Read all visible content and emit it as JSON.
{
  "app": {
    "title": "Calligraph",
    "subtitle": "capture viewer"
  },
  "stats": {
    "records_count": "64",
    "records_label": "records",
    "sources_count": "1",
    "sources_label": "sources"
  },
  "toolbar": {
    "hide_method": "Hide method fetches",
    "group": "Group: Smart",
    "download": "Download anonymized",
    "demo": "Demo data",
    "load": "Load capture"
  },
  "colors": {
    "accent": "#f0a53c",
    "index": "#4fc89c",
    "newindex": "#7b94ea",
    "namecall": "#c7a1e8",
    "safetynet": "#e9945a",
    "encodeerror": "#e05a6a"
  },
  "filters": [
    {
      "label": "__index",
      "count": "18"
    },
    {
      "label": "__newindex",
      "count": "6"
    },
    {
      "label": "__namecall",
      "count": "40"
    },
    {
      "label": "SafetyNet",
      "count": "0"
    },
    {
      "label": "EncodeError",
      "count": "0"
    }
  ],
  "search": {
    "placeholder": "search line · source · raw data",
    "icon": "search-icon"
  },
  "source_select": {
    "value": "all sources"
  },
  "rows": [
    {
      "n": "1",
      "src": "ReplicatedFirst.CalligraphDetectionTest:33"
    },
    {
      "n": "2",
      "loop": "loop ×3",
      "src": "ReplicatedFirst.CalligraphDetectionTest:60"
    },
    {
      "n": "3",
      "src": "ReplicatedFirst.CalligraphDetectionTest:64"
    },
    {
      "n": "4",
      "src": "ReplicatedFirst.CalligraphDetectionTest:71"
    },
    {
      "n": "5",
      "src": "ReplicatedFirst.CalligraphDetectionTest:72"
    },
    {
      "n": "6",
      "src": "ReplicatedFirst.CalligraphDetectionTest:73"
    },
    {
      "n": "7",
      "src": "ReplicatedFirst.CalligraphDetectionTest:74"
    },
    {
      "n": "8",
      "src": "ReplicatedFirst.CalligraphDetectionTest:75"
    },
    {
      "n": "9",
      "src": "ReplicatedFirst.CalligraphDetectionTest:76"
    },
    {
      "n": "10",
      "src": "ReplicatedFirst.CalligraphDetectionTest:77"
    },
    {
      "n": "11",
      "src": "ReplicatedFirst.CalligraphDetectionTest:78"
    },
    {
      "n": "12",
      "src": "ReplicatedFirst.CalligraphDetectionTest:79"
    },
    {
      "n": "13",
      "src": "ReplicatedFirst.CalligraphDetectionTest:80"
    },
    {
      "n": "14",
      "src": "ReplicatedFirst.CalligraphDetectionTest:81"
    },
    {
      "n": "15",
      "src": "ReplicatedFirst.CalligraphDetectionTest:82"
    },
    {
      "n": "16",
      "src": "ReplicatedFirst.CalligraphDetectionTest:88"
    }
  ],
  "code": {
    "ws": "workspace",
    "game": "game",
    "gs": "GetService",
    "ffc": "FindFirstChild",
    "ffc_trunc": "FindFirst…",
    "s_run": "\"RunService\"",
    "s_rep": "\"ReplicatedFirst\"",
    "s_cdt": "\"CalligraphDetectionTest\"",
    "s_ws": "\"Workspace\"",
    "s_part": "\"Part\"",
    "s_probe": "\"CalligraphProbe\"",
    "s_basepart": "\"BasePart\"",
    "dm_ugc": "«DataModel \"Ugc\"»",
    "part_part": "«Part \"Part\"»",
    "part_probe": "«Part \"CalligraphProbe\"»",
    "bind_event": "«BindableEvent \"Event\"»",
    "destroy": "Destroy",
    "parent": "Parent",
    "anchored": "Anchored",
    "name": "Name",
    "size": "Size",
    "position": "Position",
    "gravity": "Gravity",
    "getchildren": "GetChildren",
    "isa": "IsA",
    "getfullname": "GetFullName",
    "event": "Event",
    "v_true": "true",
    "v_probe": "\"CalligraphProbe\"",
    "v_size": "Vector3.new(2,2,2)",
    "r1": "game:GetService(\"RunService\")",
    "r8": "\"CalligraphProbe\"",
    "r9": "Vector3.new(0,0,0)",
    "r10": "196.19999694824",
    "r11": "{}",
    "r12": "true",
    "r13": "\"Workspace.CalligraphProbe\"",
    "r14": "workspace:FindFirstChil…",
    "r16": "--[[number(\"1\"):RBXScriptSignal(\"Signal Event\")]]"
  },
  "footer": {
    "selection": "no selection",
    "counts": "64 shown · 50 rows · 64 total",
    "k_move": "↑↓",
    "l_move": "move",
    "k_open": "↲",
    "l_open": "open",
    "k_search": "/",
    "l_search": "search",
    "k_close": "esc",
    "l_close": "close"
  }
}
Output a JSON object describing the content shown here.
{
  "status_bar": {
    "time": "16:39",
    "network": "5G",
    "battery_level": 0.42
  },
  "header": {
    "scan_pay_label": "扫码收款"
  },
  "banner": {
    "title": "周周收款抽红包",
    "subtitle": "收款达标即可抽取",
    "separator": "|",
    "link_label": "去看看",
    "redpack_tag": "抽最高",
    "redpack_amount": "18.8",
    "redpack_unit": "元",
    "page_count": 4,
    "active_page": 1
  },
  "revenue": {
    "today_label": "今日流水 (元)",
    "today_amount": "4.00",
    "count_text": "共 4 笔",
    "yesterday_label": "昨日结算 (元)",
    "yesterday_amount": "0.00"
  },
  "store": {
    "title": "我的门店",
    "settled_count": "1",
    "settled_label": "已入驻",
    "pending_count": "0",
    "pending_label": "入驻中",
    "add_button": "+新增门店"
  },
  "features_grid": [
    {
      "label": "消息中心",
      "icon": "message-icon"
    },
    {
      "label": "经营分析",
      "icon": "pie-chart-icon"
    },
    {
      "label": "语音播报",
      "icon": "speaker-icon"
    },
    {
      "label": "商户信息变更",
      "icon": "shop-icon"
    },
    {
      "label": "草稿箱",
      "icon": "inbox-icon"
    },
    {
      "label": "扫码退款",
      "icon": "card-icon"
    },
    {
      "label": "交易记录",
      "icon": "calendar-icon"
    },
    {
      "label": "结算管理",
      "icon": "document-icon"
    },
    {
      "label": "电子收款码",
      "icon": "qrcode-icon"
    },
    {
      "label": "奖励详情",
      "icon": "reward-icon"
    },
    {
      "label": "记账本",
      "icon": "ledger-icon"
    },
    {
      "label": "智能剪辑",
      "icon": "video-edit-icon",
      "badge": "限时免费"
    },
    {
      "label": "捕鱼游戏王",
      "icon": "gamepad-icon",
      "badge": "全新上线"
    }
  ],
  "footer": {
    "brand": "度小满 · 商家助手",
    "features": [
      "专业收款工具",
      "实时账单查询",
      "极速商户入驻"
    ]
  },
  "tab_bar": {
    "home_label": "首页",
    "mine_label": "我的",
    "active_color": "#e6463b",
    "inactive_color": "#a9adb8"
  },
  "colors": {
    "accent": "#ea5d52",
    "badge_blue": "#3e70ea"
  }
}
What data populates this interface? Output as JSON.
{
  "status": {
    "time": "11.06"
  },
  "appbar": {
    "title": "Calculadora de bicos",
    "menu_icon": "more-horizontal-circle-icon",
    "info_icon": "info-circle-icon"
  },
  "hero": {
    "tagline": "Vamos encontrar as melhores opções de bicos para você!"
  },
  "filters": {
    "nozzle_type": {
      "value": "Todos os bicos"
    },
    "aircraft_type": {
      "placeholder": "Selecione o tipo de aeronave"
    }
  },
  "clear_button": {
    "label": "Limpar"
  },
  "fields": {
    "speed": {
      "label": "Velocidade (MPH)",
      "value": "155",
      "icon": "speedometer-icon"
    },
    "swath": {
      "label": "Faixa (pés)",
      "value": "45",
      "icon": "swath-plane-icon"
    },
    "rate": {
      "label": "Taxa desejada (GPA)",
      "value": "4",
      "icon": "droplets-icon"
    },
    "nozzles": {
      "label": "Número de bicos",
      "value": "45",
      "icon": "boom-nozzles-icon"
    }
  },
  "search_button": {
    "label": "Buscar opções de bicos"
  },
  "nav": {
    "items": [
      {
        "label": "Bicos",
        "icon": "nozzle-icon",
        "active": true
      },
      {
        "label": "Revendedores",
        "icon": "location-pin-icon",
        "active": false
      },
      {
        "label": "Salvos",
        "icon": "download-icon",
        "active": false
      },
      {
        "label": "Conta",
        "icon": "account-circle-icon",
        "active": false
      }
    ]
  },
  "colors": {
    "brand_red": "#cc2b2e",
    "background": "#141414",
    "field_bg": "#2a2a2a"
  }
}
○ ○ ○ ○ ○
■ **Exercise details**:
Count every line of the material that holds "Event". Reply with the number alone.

■ **Result**:
3